━━ AVAILABLE DATA ━━

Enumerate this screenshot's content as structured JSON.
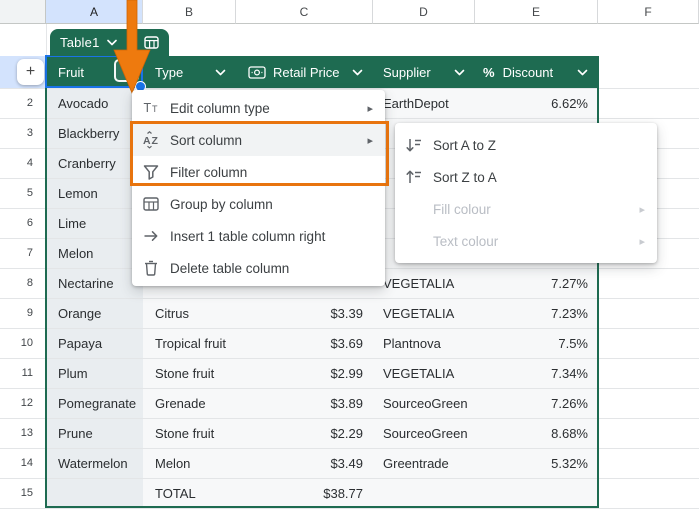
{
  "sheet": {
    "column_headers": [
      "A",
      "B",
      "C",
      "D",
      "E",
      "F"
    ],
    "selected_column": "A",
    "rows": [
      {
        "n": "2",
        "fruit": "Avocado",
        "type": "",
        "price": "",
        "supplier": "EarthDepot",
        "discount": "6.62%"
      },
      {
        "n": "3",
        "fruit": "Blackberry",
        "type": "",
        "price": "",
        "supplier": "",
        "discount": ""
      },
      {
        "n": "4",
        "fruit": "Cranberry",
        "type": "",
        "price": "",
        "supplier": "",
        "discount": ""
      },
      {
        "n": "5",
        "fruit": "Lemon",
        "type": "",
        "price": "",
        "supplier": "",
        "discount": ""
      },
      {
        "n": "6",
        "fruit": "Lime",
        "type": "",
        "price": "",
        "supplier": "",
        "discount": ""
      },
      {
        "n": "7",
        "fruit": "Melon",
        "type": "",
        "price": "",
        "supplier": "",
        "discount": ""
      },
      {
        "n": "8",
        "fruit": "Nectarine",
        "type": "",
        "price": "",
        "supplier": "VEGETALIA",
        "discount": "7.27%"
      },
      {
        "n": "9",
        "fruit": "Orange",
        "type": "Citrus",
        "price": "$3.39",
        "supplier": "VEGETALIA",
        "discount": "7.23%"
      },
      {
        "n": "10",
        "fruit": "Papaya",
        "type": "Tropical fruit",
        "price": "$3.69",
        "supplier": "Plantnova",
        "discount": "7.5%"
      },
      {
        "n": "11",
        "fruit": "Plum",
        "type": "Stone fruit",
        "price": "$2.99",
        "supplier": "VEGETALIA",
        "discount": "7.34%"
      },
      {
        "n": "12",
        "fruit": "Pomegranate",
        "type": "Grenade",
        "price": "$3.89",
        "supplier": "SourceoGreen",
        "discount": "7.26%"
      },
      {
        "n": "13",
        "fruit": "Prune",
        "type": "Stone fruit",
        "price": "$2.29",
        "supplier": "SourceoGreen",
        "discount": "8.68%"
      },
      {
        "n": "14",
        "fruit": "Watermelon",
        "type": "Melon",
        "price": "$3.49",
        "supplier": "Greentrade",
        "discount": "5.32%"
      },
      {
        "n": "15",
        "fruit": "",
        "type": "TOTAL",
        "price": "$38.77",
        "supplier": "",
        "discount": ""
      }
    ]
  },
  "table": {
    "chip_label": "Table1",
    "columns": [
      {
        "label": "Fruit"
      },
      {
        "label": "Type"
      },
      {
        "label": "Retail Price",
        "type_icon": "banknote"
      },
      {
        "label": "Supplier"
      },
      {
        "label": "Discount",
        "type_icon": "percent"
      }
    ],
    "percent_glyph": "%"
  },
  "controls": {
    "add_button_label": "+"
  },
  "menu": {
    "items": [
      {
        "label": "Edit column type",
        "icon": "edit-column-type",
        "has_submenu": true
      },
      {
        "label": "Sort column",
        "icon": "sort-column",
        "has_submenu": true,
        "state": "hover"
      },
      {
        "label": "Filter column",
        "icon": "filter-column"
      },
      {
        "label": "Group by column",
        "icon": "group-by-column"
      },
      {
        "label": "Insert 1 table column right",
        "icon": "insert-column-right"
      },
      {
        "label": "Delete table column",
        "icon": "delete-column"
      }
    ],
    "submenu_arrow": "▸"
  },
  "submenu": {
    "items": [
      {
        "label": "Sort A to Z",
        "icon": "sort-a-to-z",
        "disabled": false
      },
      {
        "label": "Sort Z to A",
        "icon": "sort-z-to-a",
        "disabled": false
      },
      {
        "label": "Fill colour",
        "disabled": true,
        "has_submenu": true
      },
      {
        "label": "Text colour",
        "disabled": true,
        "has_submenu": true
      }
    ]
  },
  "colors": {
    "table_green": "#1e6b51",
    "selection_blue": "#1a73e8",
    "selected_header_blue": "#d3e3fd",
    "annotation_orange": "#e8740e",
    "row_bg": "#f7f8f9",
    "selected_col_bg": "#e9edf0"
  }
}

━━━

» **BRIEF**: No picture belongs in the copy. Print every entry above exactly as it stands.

» **WRITTEN RESPONSE**:
Enumerate this screenshot's content as structured JSON.
{
  "sheet": {
    "column_headers": [
      "A",
      "B",
      "C",
      "D",
      "E",
      "F"
    ],
    "selected_column": "A",
    "rows": [
      {
        "n": "2",
        "fruit": "Avocado",
        "type": "",
        "price": "",
        "supplier": "EarthDepot",
        "discount": "6.62%"
      },
      {
        "n": "3",
        "fruit": "Blackberry",
        "type": "",
        "price": "",
        "supplier": "",
        "discount": ""
      },
      {
        "n": "4",
        "fruit": "Cranberry",
        "type": "",
        "price": "",
        "supplier": "",
        "discount": ""
      },
      {
        "n": "5",
        "fruit": "Lemon",
        "type": "",
        "price": "",
        "supplier": "",
        "discount": ""
      },
      {
        "n": "6",
        "fruit": "Lime",
        "type": "",
        "price": "",
        "supplier": "",
        "discount": ""
      },
      {
        "n": "7",
        "fruit": "Melon",
        "type": "",
        "price": "",
        "supplier": "",
        "discount": ""
      },
      {
        "n": "8",
        "fruit": "Nectarine",
        "type": "",
        "price": "",
        "supplier": "VEGETALIA",
        "discount": "7.27%"
      },
      {
        "n": "9",
        "fruit": "Orange",
        "type": "Citrus",
        "price": "$3.39",
        "supplier": "VEGETALIA",
        "discount": "7.23%"
      },
      {
        "n": "10",
        "fruit": "Papaya",
        "type": "Tropical fruit",
        "price": "$3.69",
        "supplier": "Plantnova",
        "discount": "7.5%"
      },
      {
        "n": "11",
        "fruit": "Plum",
        "type": "Stone fruit",
        "price": "$2.99",
        "supplier": "VEGETALIA",
        "discount": "7.34%"
      },
      {
        "n": "12",
        "fruit": "Pomegranate",
        "type": "Grenade",
        "price": "$3.89",
        "supplier": "SourceoGreen",
        "discount": "7.26%"
      },
      {
        "n": "13",
        "fruit": "Prune",
        "type": "Stone fruit",
        "price": "$2.29",
        "supplier": "SourceoGreen",
        "discount": "8.68%"
      },
      {
        "n": "14",
        "fruit": "Watermelon",
        "type": "Melon",
        "price": "$3.49",
        "supplier": "Greentrade",
        "discount": "5.32%"
      },
      {
        "n": "15",
        "fruit": "",
        "type": "TOTAL",
        "price": "$38.77",
        "supplier": "",
        "discount": ""
      }
    ]
  },
  "table": {
    "chip_label": "Table1",
    "columns": [
      {
        "label": "Fruit"
      },
      {
        "label": "Type"
      },
      {
        "label": "Retail Price",
        "type_icon": "banknote"
      },
      {
        "label": "Supplier"
      },
      {
        "label": "Discount",
        "type_icon": "percent"
      }
    ],
    "percent_glyph": "%"
  },
  "controls": {
    "add_button_label": "+"
  },
  "menu": {
    "items": [
      {
        "label": "Edit column type",
        "icon": "edit-column-type",
        "has_submenu": true
      },
      {
        "label": "Sort column",
        "icon": "sort-column",
        "has_submenu": true,
        "state": "hover"
      },
      {
        "label": "Filter column",
        "icon": "filter-column"
      },
      {
        "label": "Group by column",
        "icon": "group-by-column"
      },
      {
        "label": "Insert 1 table column right",
        "icon": "insert-column-right"
      },
      {
        "label": "Delete table column",
        "icon": "delete-column"
      }
    ],
    "submenu_arrow": "▸"
  },
  "submenu": {
    "items": [
      {
        "label": "Sort A to Z",
        "icon": "sort-a-to-z",
        "disabled": false
      },
      {
        "label": "Sort Z to A",
        "icon": "sort-z-to-a",
        "disabled": false
      },
      {
        "label": "Fill colour",
        "disabled": true,
        "has_submenu": true
      },
      {
        "label": "Text colour",
        "disabled": true,
        "has_submenu": true
      }
    ]
  },
  "colors": {
    "table_green": "#1e6b51",
    "selection_blue": "#1a73e8",
    "selected_header_blue": "#d3e3fd",
    "annotation_orange": "#e8740e",
    "row_bg": "#f7f8f9",
    "selected_col_bg": "#e9edf0"
  }
}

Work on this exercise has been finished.